> ACTIVITY: In the entries below, every line with the string "BOUNTY" is to be reported.

╔══

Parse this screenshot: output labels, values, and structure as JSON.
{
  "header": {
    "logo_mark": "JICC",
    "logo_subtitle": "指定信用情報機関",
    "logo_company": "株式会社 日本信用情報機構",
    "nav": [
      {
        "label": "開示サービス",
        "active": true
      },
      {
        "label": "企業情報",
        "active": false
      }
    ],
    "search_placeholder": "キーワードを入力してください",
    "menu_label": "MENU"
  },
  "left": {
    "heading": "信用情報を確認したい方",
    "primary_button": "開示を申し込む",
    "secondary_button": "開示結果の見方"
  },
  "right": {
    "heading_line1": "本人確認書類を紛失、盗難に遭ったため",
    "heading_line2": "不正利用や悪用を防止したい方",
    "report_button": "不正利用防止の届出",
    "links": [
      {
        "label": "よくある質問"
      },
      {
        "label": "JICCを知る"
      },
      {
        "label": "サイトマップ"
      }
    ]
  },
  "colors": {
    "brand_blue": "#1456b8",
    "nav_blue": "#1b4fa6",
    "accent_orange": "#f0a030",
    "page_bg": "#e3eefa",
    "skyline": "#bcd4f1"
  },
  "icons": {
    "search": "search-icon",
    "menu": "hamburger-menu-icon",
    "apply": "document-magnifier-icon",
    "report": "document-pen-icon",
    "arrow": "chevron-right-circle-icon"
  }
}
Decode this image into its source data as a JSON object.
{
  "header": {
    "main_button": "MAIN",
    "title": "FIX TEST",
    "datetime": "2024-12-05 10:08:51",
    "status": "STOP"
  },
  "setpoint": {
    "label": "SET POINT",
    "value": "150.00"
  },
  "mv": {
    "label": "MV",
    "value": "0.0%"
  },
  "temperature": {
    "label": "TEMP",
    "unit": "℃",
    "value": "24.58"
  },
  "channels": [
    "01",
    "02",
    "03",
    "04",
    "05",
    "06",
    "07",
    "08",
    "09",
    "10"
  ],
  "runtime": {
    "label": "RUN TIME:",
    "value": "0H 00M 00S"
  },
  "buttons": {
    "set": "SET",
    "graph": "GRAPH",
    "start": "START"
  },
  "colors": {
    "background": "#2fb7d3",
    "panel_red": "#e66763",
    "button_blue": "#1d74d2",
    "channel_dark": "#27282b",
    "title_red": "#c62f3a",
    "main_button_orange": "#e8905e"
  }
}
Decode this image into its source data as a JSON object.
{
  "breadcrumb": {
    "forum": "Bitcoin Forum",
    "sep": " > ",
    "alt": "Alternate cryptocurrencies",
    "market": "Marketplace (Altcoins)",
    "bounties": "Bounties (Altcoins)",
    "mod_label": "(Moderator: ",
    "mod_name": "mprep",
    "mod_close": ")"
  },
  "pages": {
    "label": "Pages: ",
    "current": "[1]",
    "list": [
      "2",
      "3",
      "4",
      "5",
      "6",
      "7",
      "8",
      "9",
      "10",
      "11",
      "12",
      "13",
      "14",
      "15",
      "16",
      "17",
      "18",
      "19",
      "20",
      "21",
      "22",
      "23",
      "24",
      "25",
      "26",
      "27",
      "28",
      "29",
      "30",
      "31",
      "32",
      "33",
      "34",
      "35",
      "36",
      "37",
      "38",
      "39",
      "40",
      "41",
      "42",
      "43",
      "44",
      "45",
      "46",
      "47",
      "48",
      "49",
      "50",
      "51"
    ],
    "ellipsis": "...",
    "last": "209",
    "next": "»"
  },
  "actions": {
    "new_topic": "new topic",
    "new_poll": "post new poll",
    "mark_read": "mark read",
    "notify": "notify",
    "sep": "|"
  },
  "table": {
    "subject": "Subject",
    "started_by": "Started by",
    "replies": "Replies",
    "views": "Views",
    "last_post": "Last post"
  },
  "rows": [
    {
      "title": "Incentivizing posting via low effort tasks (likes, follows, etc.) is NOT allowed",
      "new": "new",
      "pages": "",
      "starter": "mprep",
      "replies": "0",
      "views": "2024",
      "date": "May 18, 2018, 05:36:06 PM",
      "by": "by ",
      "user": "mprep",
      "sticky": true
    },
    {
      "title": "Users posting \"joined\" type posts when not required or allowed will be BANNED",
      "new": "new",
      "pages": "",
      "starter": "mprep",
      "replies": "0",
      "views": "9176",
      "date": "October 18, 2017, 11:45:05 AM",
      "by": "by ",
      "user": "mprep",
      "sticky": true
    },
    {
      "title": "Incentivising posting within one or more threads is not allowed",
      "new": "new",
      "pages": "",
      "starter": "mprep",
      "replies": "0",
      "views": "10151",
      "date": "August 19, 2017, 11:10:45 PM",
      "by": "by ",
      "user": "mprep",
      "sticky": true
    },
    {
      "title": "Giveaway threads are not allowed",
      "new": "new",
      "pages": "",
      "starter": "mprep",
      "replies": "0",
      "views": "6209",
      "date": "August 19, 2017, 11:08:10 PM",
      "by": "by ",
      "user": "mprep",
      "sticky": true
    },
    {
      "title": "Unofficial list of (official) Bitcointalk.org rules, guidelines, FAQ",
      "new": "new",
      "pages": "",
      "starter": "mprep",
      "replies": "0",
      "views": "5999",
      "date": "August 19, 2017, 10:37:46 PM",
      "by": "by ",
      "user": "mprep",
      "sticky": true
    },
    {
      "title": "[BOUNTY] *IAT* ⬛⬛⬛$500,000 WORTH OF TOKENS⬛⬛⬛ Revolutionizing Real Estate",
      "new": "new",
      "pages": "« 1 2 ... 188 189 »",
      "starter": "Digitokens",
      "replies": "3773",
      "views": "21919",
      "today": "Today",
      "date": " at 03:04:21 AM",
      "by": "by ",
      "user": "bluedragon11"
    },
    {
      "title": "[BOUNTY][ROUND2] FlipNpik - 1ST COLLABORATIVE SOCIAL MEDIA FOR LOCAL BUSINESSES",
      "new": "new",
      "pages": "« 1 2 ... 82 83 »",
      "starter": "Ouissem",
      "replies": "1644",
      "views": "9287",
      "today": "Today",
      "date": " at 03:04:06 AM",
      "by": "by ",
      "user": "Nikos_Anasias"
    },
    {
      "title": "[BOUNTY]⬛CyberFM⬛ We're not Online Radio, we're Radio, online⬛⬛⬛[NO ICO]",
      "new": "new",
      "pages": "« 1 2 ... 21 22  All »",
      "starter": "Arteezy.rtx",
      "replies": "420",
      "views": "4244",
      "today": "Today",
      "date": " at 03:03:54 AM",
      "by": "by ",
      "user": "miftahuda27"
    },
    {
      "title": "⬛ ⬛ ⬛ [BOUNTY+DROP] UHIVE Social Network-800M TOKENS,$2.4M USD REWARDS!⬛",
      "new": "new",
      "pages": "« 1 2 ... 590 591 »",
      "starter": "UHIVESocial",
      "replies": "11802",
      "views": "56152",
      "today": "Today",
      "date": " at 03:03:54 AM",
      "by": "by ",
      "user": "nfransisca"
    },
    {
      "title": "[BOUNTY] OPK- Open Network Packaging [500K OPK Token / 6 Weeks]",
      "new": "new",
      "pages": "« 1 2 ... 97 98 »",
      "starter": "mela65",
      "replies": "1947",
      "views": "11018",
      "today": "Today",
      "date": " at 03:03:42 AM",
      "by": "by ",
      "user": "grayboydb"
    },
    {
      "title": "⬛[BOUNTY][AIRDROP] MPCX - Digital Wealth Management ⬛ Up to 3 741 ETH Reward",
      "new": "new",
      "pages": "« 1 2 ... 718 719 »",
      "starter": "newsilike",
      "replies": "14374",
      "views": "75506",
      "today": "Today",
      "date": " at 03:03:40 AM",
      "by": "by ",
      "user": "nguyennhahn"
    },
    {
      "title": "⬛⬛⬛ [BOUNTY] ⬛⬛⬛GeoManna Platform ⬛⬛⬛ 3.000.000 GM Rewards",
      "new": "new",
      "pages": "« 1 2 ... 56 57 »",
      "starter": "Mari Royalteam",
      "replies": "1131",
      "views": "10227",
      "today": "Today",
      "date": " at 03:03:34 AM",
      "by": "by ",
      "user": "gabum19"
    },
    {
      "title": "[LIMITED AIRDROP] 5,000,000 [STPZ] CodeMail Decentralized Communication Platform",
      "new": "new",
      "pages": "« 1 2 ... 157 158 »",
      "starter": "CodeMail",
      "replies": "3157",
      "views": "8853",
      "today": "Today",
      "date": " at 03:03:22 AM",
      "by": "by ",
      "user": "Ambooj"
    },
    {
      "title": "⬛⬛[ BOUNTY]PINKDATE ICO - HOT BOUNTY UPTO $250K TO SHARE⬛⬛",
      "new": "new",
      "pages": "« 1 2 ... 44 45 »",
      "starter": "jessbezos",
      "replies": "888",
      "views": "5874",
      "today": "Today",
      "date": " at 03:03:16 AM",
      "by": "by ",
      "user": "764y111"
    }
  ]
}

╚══

> TASK ANSWER:
      "title": "[BOUNTY] *IAT* ⬛⬛⬛$500,000 WORTH OF TOKENS⬛⬛⬛ Revolutionizing Real Estate",
      "title": "[BOUNTY][ROUND2] FlipNpik - 1ST COLLABORATIVE SOCIAL MEDIA FOR LOCAL BUSINESSES",
      "title": "[BOUNTY]⬛CyberFM⬛ We're not Online Radio, we're Radio, online⬛⬛⬛[NO ICO]",
      "title": "⬛ ⬛ ⬛ [BOUNTY+DROP] UHIVE Social Network-800M TOKENS,$2.4M USD REWARDS!⬛",
      "title": "[BOUNTY] OPK- Open Network Packaging [500K OPK Token / 6 Weeks]",
      "title": "⬛[BOUNTY][AIRDROP] MPCX - Digital Wealth Management ⬛ Up to 3 741 ETH Reward",
      "title": "⬛⬛⬛ [BOUNTY] ⬛⬛⬛GeoManna Platform ⬛⬛⬛ 3.000.000 GM Rewards",
      "title": "⬛⬛[ BOUNTY]PINKDATE ICO - HOT BOUNTY UPTO $250K TO SHARE⬛⬛",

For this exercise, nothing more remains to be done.